“Altogether, far less controversy regarding intergenerational transmission of stress exists today, as transmission has been documented across species, cultures, and trauma types and for a variety of psychiatric disorders,” wrote Mallory Bowers, Ph.D., and Rachel Yehuda, Ph.D., of the Icahn School of Medicine at Mount Sinai in New York in an article appearing in the January issue of Neuropsychopharmacology. The big question, they noted, is how that process takes place.
Among other things, the authors described how the offspring of stress- or trauma-exposed parents may be at greater risk for physical, behavioral, and cognitive problems and psychopathology.

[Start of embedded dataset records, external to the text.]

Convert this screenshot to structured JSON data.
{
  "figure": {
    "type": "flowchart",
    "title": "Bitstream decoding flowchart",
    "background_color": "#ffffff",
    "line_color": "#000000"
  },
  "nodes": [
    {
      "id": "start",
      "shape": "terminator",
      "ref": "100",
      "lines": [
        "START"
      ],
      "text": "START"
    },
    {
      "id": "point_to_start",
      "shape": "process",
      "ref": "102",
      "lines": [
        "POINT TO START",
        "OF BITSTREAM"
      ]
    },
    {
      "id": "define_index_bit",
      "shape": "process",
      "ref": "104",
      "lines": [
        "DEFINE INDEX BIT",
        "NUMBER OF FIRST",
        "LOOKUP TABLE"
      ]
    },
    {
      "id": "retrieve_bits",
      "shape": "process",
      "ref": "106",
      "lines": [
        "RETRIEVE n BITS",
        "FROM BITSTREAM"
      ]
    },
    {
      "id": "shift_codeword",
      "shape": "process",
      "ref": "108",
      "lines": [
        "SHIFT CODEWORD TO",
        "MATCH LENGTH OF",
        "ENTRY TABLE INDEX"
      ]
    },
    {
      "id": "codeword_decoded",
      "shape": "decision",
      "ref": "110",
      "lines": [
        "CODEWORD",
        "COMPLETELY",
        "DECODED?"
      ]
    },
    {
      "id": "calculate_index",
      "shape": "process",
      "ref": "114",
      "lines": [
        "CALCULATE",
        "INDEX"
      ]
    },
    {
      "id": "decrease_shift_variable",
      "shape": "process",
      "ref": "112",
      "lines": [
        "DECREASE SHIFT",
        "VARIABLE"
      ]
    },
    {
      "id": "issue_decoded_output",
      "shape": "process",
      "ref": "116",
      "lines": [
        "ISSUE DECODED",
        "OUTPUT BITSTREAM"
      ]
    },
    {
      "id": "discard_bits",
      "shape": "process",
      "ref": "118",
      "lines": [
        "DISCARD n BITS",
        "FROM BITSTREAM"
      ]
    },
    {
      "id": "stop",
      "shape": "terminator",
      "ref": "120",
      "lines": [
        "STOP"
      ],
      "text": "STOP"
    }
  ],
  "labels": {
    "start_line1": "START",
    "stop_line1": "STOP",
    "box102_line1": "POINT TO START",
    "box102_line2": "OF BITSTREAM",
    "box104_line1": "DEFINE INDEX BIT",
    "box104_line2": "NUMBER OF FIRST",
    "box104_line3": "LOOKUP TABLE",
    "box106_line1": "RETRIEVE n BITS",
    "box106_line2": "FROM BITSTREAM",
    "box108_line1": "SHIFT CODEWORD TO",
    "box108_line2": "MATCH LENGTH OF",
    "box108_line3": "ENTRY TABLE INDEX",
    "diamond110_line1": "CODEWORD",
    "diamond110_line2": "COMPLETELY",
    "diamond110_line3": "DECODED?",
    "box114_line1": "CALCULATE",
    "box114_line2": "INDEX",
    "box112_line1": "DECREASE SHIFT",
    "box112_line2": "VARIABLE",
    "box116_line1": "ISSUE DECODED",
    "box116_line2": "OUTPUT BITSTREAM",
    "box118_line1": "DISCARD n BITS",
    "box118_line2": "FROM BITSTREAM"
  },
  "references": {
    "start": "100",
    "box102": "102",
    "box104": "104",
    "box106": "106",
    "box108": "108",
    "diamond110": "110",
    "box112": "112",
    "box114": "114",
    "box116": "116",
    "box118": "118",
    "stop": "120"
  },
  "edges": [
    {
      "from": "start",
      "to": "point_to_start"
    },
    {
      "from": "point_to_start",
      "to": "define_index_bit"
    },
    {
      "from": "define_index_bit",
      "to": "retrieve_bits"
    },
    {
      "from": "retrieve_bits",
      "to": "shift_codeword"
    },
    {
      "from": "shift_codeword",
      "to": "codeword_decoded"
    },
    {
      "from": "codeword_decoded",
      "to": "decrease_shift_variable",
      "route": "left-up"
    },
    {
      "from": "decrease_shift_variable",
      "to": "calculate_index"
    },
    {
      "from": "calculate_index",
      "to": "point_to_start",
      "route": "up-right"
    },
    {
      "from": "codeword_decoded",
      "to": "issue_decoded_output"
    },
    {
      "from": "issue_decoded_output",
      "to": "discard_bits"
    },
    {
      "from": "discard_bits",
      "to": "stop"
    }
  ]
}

They also described the biological correlates of intergenerationally transmitted stress and proposed future directions for research.
“Although investigations into the intergenerational transmission of stress in humans will continue to be challenged by constraints related to the study of human subjects, the interpretation of these studies will be boosted by biological manipulations in animal studies, the use of conservative statistical tests, large cohorts of human subjects, and the use of identified gold-standard techniques,” the authors noted.
“While we propose a few directed lines of inquiry, including the investigation of the role of fathers, imprinting, mitigating factors, and the perpetuation of stress across multiple generations, the field is ripe for addressing a multitude of hypotheses,” they concluded.
For related information, see the Psychiatric News article “Transmission of Anxious Behaviors to Offspring Has More to Do With Environment Than Genes.”